From the Andes, about 2,800 meters above sea level, in the Andean town of Tabacundo, a group of visionaries and among them José Cevallos, begin the migration of toquilla straw, in the form of the most elegant and fine hat to become the Ideal complement to good dress.
This is how José Cevallos arrives in Havana in the second decade of the last century.
Credit: Taken from the books of the Museo de Mama Nati
In the XX century in Ecuador, the merchant José Cevallos, took the hat business through towns and cities of the country and beyond; through Central America and the Antilles, advancing to the United States; New York, San Jose de Costa Rica, Havana, Panama, those who returned to the land with silver and riches of the customs, to modify the environment and saturate it with better days. Actually, Tabacundo began to live comfortably and slackly.
Now grandchildren Cevallos family successfully continue this business.
Panama hats first gained popularity in 1906. United States president Theodore Roosevelt had worn one of these hats—actually made in Ecuador, despite the name—when
visiting the construction site of the Panama Canal, helping cement the Panama hat as an internationally recognized symbol of casual elegance.
Panama hats are the product of artisanal techniques passed down through the generations, representing extraordinary cultural heritage.
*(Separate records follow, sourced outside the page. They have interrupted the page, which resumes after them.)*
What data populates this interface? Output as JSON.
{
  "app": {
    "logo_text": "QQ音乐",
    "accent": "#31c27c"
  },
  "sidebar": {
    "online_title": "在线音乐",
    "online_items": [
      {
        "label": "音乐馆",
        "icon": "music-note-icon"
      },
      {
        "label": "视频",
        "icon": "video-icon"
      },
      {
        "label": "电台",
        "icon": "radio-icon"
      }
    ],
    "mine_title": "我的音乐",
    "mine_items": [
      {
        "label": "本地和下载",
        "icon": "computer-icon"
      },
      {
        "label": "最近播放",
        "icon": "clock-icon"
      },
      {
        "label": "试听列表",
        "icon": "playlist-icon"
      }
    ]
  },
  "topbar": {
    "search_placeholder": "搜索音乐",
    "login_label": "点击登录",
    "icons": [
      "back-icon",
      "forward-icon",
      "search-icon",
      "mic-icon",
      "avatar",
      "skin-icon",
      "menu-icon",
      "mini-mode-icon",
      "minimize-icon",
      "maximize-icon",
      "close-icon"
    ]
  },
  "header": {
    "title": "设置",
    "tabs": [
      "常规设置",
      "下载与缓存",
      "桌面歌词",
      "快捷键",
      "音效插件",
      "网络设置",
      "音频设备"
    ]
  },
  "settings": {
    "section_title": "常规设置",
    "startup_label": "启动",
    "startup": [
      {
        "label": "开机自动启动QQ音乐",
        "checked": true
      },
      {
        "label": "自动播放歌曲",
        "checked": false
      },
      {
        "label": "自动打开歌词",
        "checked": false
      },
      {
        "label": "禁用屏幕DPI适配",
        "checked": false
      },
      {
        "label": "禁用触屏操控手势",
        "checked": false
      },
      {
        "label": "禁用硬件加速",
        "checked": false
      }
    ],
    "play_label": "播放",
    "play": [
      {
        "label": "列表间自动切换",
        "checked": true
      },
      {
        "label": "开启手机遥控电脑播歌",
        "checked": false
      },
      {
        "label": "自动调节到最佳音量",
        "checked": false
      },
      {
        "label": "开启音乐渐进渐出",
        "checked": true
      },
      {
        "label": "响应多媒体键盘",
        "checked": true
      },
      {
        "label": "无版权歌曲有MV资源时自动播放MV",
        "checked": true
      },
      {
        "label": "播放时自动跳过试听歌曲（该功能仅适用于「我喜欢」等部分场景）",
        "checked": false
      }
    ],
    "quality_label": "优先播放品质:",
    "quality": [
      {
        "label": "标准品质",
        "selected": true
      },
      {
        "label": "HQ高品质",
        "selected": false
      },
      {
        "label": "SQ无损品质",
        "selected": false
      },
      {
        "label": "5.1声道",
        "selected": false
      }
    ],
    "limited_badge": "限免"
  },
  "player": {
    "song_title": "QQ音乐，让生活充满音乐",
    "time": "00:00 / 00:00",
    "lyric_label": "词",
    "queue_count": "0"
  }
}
The technique for weaving fine toquilla straw was even added to UNESCO's list of Intangible Cultural Heritage on December 6, 2012. RONNEL hatmakers weave 9 to 35 straws per inch to produce handmade pieces of the highest quality.
RONNEL is proud to work with the Asociación de Tejedoras de Sombreros y Artesanías de Paja Toquilla to bring their straw hats to the international fashion world while highlighting the traditional art of this Ecuadorian community.